What to work on >> Wherever a picture appears in the listing, leave it out, and copy the rest exactly.

+ + +

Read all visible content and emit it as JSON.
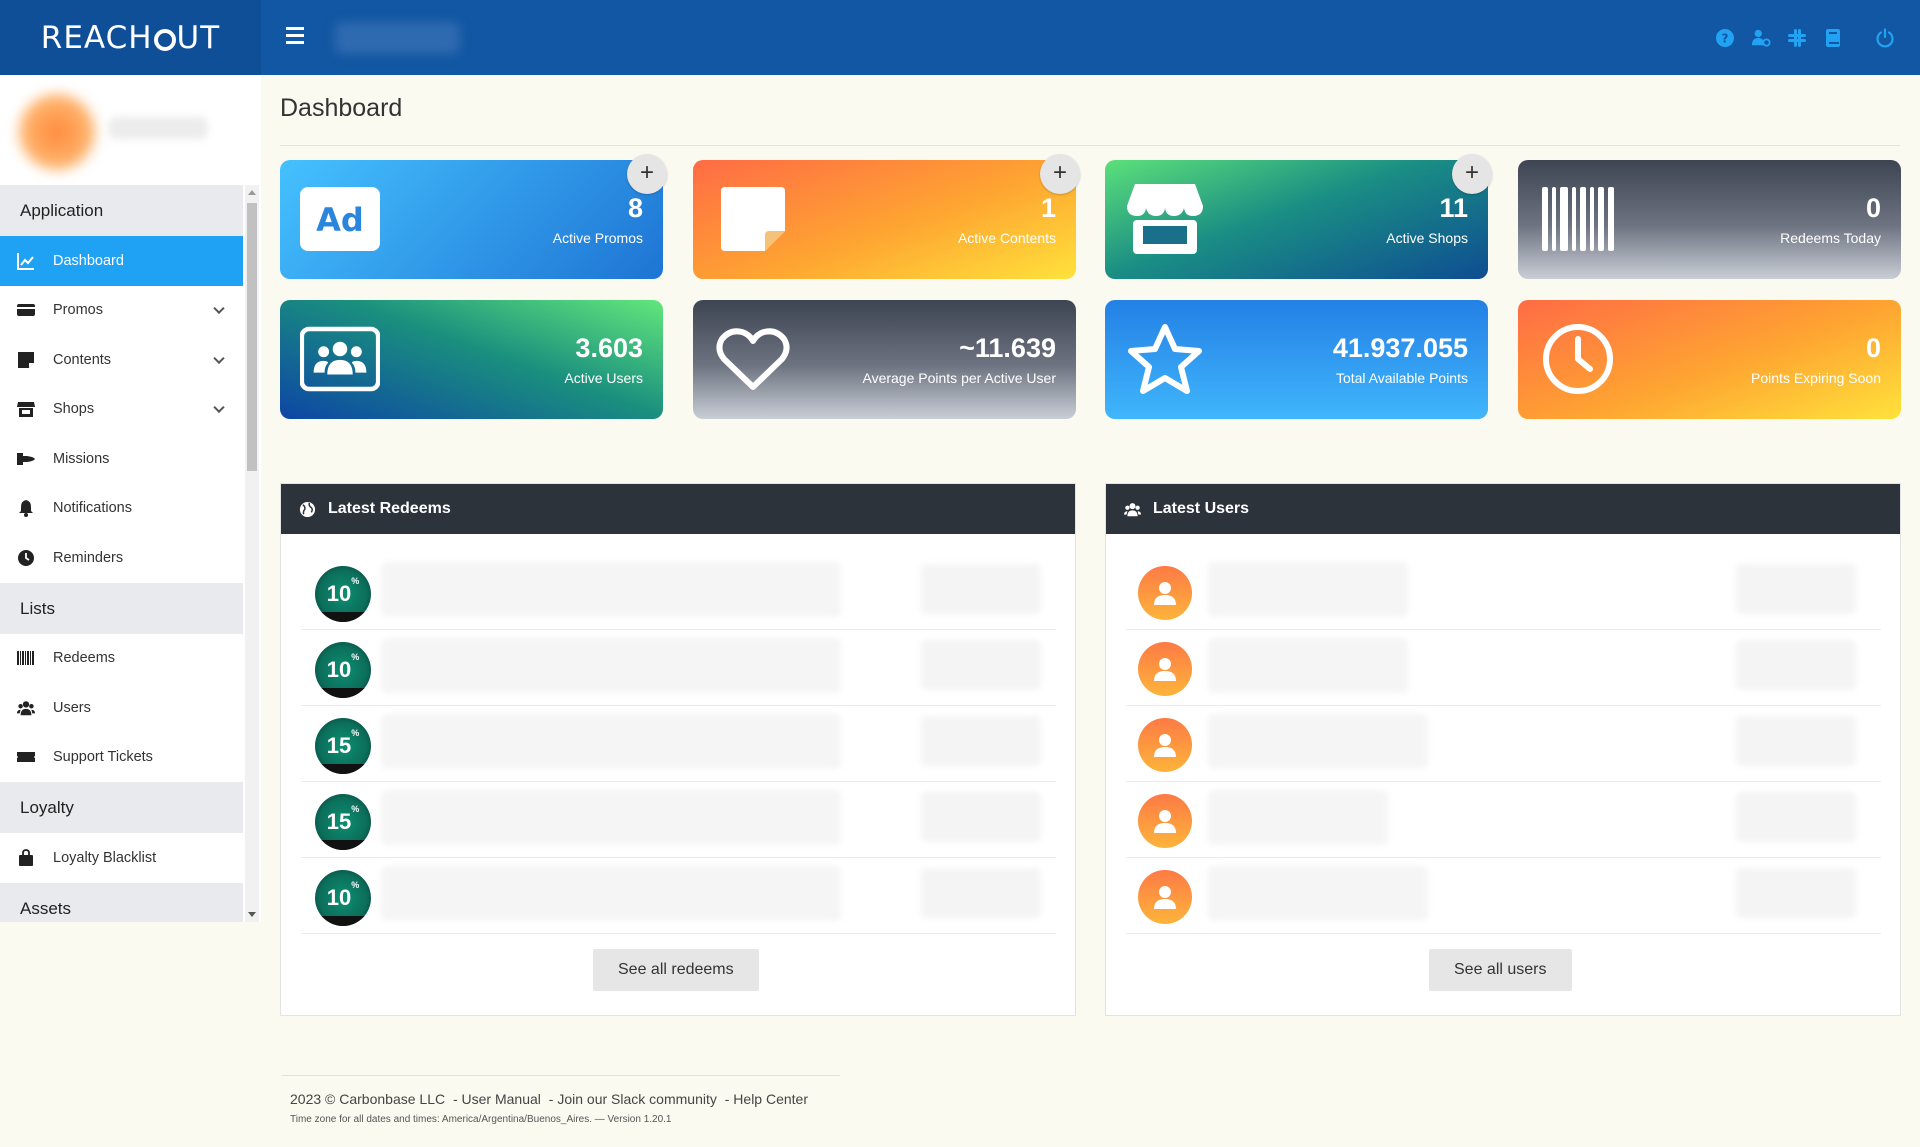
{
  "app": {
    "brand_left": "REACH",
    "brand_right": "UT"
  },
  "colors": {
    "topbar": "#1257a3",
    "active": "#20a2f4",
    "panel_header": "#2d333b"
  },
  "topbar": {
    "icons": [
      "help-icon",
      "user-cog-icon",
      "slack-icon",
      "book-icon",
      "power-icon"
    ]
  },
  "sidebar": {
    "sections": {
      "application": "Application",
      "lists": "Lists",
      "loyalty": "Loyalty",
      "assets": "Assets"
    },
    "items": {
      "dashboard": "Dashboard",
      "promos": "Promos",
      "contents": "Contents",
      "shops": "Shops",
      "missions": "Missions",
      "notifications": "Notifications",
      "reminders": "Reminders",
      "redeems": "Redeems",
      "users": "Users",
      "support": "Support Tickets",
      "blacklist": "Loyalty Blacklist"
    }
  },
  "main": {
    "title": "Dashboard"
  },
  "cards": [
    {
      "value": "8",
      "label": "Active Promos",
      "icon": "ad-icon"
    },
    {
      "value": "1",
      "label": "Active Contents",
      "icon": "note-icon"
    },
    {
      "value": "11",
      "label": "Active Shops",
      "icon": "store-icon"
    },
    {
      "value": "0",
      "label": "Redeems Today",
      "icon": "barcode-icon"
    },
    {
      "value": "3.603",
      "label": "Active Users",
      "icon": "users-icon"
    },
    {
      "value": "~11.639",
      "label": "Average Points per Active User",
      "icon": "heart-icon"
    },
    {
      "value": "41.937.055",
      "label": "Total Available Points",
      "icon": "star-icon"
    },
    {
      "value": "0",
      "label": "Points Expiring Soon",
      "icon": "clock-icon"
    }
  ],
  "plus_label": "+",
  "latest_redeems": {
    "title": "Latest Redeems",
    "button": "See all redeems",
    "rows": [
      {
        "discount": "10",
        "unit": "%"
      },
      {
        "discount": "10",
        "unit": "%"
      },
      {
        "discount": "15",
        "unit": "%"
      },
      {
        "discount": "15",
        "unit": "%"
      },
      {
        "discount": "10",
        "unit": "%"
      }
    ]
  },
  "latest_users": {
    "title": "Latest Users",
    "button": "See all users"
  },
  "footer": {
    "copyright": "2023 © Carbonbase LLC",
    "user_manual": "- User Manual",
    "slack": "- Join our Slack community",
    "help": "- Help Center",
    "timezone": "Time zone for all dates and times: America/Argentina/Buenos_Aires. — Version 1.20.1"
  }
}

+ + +

Answer section >>
Read all visible content and emit it as JSON.
{
  "app": {
    "brand_left": "REACH",
    "brand_right": "UT"
  },
  "colors": {
    "topbar": "#1257a3",
    "active": "#20a2f4",
    "panel_header": "#2d333b"
  },
  "topbar": {
    "icons": [
      "help-icon",
      "user-cog-icon",
      "slack-icon",
      "book-icon",
      "power-icon"
    ]
  },
  "sidebar": {
    "sections": {
      "application": "Application",
      "lists": "Lists",
      "loyalty": "Loyalty",
      "assets": "Assets"
    },
    "items": {
      "dashboard": "Dashboard",
      "promos": "Promos",
      "contents": "Contents",
      "shops": "Shops",
      "missions": "Missions",
      "notifications": "Notifications",
      "reminders": "Reminders",
      "redeems": "Redeems",
      "users": "Users",
      "support": "Support Tickets",
      "blacklist": "Loyalty Blacklist"
    }
  },
  "main": {
    "title": "Dashboard"
  },
  "cards": [
    {
      "value": "8",
      "label": "Active Promos",
      "icon": "ad-icon"
    },
    {
      "value": "1",
      "label": "Active Contents",
      "icon": "note-icon"
    },
    {
      "value": "11",
      "label": "Active Shops",
      "icon": "store-icon"
    },
    {
      "value": "0",
      "label": "Redeems Today",
      "icon": "barcode-icon"
    },
    {
      "value": "3.603",
      "label": "Active Users",
      "icon": "users-icon"
    },
    {
      "value": "~11.639",
      "label": "Average Points per Active User",
      "icon": "heart-icon"
    },
    {
      "value": "41.937.055",
      "label": "Total Available Points",
      "icon": "star-icon"
    },
    {
      "value": "0",
      "label": "Points Expiring Soon",
      "icon": "clock-icon"
    }
  ],
  "plus_label": "+",
  "latest_redeems": {
    "title": "Latest Redeems",
    "button": "See all redeems",
    "rows": [
      {
        "discount": "10",
        "unit": "%"
      },
      {
        "discount": "10",
        "unit": "%"
      },
      {
        "discount": "15",
        "unit": "%"
      },
      {
        "discount": "15",
        "unit": "%"
      },
      {
        "discount": "10",
        "unit": "%"
      }
    ]
  },
  "latest_users": {
    "title": "Latest Users",
    "button": "See all users"
  },
  "footer": {
    "copyright": "2023 © Carbonbase LLC",
    "user_manual": "- User Manual",
    "slack": "- Join our Slack community",
    "help": "- Help Center",
    "timezone": "Time zone for all dates and times: America/Argentina/Buenos_Aires. — Version 1.20.1"
  }
}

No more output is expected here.